─── Given data

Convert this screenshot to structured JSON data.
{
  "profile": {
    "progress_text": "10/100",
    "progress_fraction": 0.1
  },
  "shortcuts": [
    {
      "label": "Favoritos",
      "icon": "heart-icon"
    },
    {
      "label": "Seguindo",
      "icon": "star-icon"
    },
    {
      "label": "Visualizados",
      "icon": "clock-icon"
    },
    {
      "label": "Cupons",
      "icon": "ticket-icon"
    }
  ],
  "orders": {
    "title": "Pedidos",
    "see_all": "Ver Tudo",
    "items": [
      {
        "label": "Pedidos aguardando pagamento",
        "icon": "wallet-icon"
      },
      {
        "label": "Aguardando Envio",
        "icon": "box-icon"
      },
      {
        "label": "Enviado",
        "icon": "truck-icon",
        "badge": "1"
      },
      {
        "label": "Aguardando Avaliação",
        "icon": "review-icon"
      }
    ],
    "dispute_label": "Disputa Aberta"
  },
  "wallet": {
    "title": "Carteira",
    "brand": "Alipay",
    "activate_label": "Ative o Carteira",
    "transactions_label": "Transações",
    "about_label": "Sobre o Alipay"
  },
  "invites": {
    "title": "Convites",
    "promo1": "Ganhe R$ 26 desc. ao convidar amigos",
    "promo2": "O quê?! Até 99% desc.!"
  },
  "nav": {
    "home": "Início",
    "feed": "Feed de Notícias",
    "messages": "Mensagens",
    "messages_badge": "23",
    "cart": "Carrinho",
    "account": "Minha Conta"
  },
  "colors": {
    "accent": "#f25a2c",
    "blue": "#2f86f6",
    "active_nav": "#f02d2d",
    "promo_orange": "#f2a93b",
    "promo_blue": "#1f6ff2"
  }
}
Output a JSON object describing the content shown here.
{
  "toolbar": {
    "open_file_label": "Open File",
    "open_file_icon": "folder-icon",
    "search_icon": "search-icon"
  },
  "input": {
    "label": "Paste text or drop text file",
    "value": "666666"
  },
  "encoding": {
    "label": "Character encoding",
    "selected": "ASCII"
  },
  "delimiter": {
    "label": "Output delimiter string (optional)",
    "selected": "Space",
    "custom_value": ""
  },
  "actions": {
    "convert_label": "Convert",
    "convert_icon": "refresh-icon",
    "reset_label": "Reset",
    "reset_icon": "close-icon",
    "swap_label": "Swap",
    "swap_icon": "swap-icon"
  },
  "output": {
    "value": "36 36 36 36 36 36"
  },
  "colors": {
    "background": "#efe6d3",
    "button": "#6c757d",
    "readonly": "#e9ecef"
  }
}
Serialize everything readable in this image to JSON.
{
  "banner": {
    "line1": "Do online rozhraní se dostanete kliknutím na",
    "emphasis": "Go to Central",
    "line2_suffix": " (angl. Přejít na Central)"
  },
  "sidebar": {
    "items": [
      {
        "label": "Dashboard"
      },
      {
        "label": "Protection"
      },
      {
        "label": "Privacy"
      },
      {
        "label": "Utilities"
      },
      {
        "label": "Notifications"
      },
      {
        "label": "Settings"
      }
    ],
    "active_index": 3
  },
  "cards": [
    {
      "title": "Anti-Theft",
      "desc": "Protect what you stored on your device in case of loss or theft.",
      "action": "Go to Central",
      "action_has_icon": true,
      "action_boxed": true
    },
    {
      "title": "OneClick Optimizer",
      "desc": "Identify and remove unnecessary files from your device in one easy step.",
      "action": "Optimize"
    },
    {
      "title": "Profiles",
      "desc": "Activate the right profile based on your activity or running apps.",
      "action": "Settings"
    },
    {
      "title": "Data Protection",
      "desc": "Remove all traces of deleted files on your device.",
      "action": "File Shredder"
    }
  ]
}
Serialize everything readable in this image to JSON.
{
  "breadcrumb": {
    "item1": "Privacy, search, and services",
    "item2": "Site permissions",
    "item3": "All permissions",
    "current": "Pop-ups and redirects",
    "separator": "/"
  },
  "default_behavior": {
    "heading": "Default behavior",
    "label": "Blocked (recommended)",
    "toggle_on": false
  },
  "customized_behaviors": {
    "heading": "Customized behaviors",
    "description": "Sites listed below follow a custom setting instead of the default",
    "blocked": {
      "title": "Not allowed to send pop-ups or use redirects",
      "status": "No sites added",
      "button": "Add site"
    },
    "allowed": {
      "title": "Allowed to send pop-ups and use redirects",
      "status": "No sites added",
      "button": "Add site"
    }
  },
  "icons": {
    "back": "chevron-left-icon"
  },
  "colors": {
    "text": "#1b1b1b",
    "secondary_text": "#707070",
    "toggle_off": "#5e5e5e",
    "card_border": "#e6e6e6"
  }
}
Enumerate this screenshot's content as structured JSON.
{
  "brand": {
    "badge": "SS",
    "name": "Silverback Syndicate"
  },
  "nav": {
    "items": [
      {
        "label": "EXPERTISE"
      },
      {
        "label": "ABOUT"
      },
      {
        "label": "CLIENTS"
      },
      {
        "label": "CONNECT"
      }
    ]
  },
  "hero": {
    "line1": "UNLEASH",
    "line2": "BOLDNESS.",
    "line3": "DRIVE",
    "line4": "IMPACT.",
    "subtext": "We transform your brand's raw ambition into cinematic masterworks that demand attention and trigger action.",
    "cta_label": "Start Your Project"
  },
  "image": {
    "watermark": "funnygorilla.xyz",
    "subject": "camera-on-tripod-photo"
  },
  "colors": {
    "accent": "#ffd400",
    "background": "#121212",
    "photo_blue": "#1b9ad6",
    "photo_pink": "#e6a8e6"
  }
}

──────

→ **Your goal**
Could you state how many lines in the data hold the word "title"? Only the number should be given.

→ **Output**
9